BOTANIZING THE ASPHALT situates itself within the Deleuzian model and treats urban-landscape design as a form of activism that proposes an urban-ecology resulting from non-linear networks of urban processes—such as waterways, agronomy, human movement, safety, economics, and social dynamics. Emphasis is on creating conditions for these networks to activate, strengthen, sustain, and re-emerge as new possibilities for a continued and enriched urban experience. Deleuzian alliances enable interdependency among various life-forms and environment; transecting nature-culture divide; and encouraging adaptability. Here, social dynamics are assemblages of networked communities; and cities are assemblages of people, networks, and infrastructure. The title is adapted from Walter Benjamin’s “Botanizing on the Asphalt,” which invites us to consider the vitality of the city as a particularly fertile and diverse domain of natural life. In removing the “on” from Benjamin’s articulation; this project rejects the implicit binary between humans and ecology, rejects the implicit male-gaze over the expansive urbanscape, and proposes a framework that imagines the citizens of the Mullassery Canal precinct as active components of its urban ecology. Such a position helps the project prioritize its non-negotiables—identifying and reviving the broken ecological networks, and integrating them with social and economic agendas.
The project re-establishes HYDRO-HUMAN-PHYTO INTERDEPENDENCY. The intervention is infrastructure-centric motivated towards activating the canal and surrounding ecology to facilitate various networks of education, productive landscapes, livelihood, and mobility. The project operates at four scales: Large [master plan], Medium [neighborhood], Small [street, plot], and eXtraSmall [individual unit]; and offers five Infrastructure Botanization as interventions: Blue, Blue-Green, Social, Transit, and Light.
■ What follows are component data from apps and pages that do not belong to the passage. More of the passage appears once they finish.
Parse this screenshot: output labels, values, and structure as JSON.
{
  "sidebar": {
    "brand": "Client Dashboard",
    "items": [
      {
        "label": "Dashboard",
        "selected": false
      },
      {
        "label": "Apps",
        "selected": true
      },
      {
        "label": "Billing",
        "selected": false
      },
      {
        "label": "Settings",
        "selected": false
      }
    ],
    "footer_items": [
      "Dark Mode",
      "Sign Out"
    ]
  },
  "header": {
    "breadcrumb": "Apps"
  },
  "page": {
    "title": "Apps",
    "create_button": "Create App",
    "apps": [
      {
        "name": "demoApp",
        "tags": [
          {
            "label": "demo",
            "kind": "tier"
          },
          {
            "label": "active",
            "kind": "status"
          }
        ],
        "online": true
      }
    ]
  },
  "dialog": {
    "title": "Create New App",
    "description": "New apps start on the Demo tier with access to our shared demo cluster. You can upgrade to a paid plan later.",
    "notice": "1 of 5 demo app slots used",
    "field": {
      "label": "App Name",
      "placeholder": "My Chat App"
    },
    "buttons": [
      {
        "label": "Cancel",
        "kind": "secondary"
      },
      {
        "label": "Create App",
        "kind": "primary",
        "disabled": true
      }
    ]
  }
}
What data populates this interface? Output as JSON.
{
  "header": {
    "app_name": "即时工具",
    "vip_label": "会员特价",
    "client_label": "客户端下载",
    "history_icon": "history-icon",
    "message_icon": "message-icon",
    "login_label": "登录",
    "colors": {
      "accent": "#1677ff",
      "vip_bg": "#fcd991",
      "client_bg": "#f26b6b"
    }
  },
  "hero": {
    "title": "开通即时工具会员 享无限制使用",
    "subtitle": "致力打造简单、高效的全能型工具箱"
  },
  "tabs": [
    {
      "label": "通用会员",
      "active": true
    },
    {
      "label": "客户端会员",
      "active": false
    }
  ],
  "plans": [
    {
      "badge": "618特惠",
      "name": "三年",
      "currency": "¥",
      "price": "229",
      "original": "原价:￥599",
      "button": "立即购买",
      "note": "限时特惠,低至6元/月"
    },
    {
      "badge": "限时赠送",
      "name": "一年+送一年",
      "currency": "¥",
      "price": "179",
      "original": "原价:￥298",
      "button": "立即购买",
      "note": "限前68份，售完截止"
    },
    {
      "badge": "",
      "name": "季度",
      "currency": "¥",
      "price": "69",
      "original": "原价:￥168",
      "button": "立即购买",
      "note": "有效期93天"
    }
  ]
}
*PROJECT DEVELOPED IN COLLABORATION WITH SONAL MITHAL, PRASANTH NARAYANAN, SHALINI PRAKASH, AND MANSI SHAH*